Exercise requirements
Filter the listing below for "Formatting" and report every line that has it.

Provided information
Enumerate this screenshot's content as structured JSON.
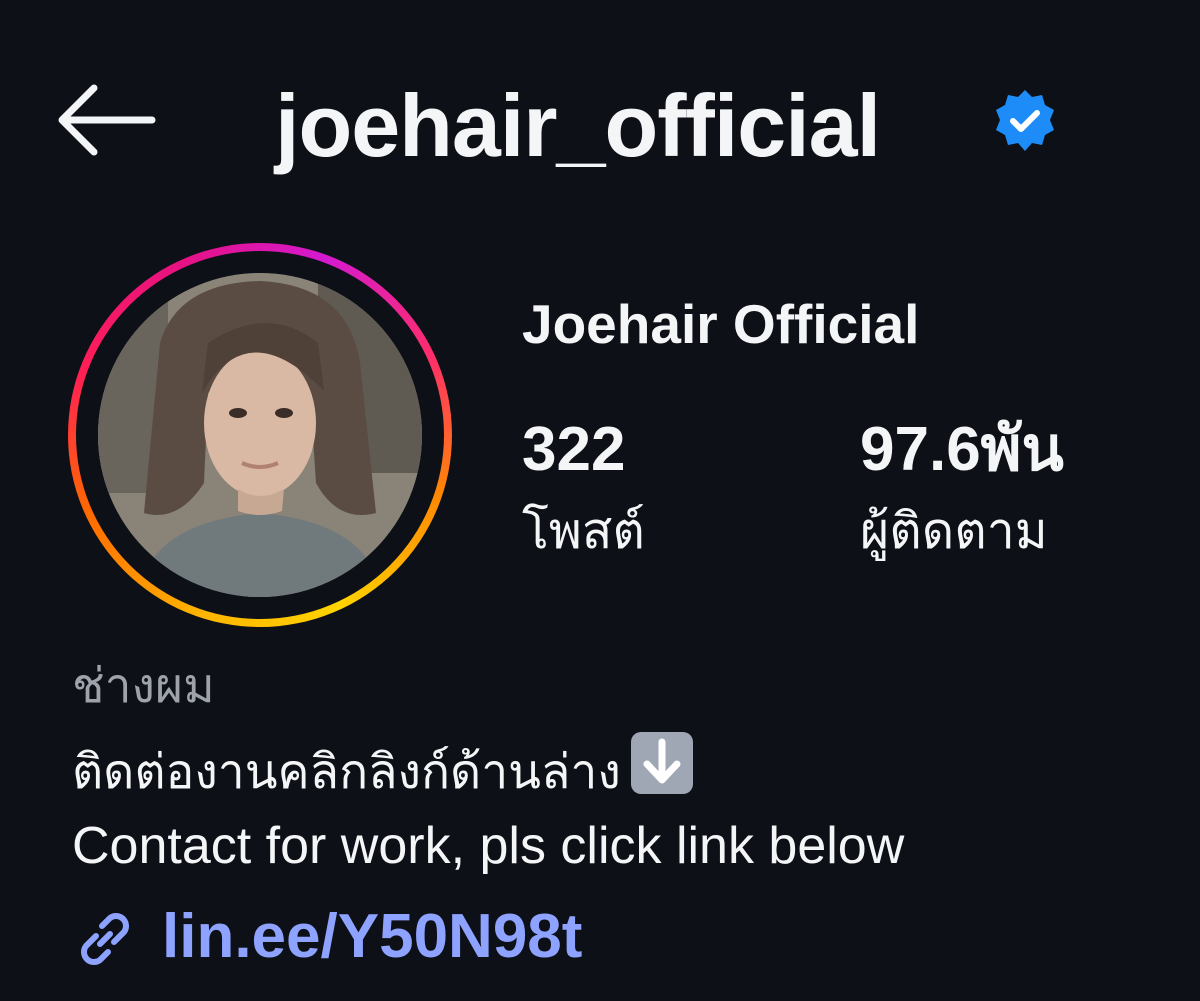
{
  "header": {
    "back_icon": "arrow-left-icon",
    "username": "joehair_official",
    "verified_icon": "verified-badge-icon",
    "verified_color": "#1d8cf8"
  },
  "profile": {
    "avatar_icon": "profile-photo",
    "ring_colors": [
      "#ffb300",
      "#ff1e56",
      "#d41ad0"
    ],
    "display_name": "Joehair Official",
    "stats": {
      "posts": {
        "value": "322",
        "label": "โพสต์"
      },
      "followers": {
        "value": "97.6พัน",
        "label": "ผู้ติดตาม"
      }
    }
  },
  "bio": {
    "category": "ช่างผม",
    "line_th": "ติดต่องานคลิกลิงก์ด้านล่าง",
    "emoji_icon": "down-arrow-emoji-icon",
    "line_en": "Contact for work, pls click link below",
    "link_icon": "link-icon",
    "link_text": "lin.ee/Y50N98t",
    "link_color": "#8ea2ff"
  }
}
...
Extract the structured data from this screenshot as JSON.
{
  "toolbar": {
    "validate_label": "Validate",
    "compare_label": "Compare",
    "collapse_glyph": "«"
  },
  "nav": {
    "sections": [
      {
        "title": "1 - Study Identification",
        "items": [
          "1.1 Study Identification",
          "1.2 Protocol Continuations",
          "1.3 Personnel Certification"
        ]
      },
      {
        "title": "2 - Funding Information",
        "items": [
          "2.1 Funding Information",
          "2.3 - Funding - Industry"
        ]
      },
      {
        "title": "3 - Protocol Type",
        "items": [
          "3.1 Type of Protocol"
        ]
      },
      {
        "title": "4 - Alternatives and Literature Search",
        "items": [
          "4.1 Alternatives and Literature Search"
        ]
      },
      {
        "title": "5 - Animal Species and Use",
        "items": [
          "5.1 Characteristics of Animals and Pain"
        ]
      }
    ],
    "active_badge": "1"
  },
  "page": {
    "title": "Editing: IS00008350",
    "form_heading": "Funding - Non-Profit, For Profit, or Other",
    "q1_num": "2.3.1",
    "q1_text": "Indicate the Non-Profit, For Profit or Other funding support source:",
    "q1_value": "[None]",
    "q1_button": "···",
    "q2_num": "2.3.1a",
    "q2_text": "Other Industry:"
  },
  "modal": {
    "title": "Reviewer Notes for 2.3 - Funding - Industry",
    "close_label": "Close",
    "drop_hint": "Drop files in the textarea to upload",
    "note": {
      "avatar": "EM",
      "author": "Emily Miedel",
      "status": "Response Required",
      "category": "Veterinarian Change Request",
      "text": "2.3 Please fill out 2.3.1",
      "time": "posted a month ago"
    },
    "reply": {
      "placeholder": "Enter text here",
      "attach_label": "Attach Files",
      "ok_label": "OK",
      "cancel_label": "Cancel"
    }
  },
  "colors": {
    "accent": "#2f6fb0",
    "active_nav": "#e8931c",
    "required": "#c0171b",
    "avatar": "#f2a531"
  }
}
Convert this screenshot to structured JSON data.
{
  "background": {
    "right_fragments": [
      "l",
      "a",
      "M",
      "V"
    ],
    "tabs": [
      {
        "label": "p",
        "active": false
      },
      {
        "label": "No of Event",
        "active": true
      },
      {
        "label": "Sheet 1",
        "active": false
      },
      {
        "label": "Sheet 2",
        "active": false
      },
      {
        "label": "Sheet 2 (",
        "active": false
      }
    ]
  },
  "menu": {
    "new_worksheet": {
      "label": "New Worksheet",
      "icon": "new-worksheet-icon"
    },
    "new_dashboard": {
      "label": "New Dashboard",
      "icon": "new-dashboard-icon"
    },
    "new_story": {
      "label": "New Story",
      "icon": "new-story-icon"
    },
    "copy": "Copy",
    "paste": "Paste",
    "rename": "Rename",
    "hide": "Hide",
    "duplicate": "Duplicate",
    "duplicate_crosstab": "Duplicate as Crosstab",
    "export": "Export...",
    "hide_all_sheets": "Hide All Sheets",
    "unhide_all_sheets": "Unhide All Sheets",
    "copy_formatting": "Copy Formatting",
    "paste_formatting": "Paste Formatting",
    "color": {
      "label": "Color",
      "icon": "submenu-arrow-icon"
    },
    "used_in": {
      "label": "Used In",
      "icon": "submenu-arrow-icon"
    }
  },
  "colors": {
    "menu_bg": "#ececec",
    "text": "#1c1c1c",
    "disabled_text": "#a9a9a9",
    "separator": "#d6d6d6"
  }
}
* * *
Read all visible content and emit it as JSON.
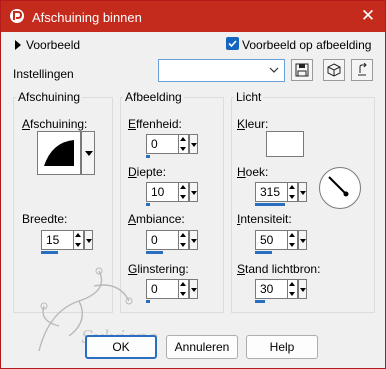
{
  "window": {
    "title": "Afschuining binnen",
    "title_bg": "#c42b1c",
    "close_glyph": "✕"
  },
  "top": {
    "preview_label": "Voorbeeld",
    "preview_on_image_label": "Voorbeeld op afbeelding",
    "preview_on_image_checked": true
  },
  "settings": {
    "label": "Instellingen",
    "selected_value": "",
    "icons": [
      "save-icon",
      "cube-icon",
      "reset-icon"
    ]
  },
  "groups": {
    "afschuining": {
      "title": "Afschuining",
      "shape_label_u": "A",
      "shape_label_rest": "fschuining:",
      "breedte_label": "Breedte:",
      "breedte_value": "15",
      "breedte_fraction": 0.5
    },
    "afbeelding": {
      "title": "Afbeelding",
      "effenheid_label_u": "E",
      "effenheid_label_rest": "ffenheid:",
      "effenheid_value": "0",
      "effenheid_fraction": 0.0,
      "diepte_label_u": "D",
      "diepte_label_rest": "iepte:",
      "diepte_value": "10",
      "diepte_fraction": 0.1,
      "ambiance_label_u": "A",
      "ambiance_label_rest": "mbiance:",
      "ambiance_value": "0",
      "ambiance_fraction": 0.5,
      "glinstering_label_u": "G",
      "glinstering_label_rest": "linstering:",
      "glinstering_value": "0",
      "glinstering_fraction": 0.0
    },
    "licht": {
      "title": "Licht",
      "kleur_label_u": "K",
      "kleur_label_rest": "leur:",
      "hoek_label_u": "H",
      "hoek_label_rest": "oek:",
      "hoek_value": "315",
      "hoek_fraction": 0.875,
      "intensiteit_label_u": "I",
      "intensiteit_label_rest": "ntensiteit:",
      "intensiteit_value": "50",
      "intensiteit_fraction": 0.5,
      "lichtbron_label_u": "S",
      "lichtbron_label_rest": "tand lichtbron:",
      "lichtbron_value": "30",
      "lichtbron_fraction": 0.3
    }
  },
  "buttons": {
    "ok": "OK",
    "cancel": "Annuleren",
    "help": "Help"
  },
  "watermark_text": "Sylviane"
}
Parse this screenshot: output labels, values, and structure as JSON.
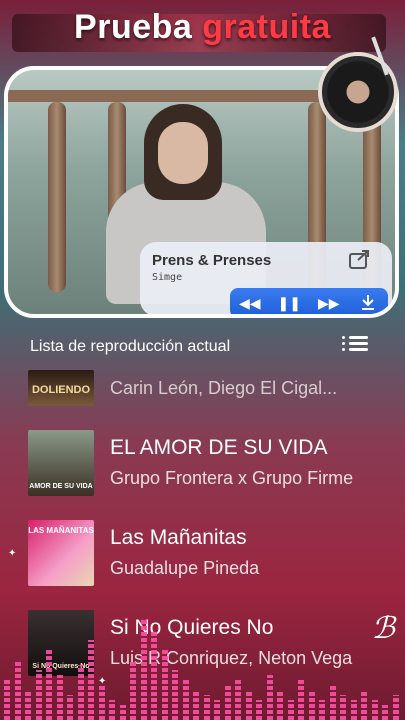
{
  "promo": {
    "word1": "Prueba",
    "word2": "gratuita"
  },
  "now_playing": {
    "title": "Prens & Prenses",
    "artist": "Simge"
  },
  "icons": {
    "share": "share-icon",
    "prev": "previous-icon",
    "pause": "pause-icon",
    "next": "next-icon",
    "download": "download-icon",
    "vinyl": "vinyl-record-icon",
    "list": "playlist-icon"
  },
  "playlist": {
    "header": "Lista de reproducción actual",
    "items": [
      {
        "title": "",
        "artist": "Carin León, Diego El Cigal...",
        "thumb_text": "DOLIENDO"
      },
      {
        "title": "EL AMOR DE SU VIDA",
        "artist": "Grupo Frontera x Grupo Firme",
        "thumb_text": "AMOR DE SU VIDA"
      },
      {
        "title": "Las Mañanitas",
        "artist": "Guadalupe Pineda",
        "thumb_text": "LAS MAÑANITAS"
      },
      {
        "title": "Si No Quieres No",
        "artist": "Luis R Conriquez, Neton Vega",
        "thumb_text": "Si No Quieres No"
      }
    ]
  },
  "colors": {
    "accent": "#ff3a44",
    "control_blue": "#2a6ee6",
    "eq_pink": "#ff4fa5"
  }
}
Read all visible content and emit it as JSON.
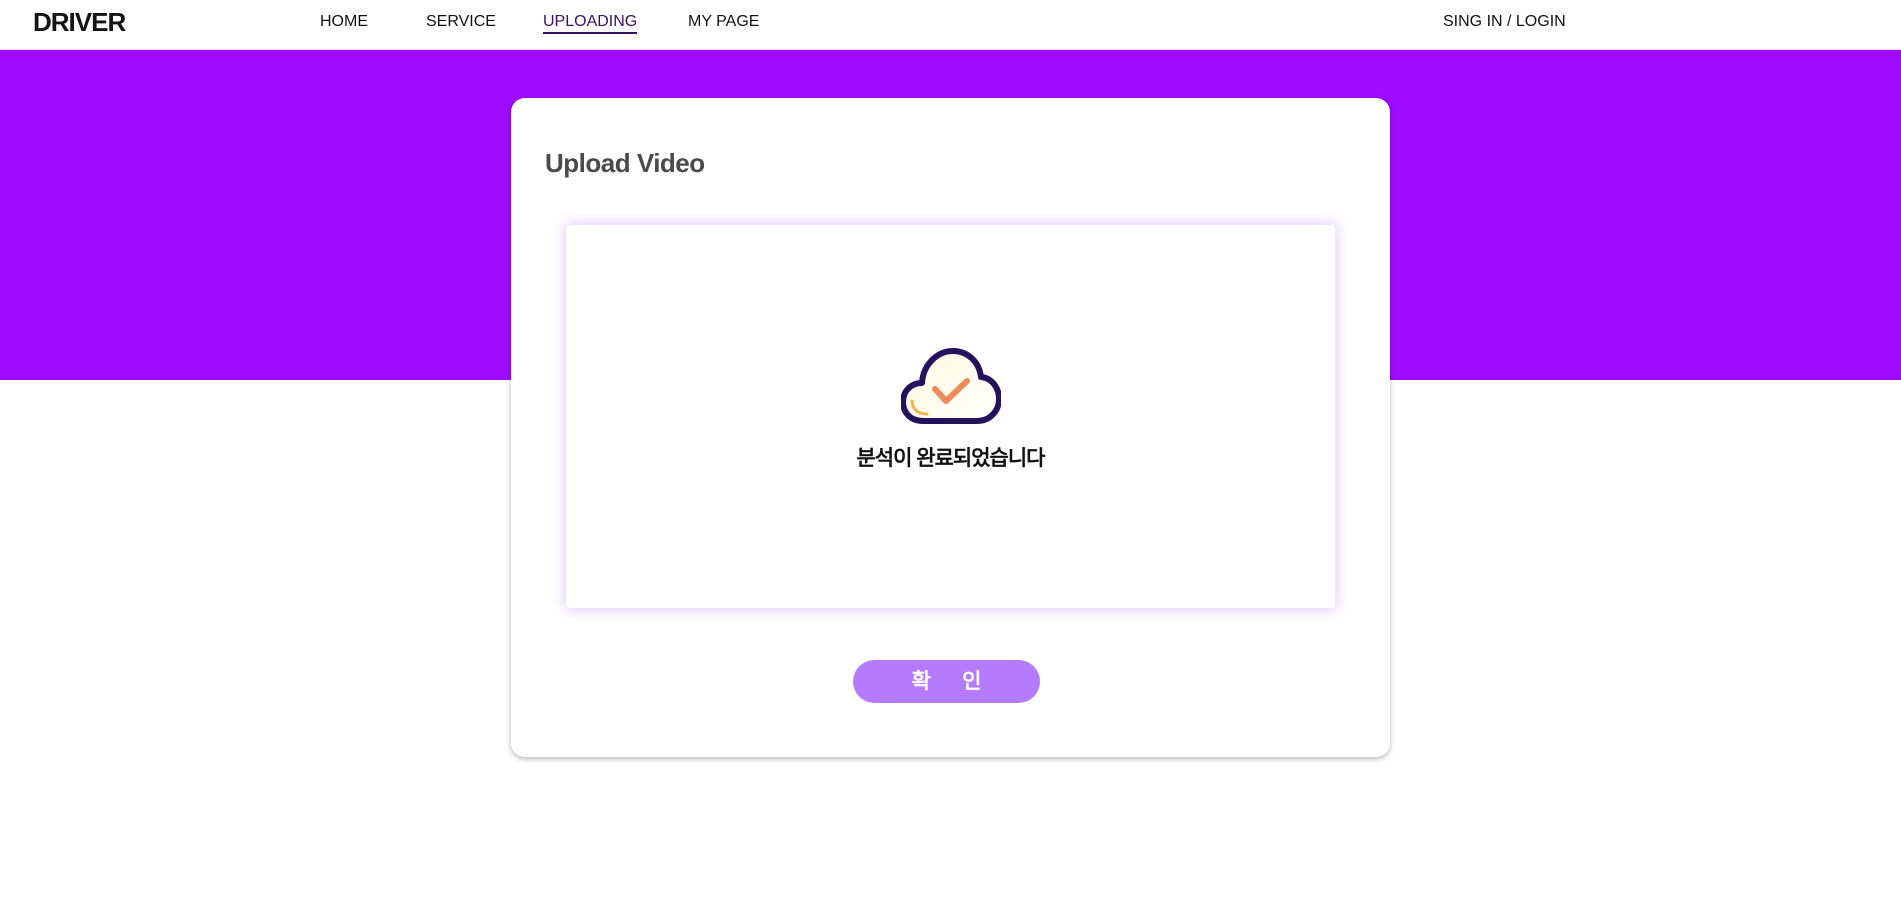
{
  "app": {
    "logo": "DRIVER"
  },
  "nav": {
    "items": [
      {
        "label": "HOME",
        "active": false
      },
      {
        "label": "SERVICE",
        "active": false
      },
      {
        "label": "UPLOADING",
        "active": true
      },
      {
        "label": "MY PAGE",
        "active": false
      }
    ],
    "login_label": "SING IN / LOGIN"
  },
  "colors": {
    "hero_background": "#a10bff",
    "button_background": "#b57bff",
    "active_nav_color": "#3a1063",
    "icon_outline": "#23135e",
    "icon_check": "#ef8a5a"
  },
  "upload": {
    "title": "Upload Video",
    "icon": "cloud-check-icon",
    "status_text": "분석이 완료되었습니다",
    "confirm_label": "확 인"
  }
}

Result for this task
    "copy_formatting": "Copy Formatting",
    "paste_formatting": "Paste Formatting",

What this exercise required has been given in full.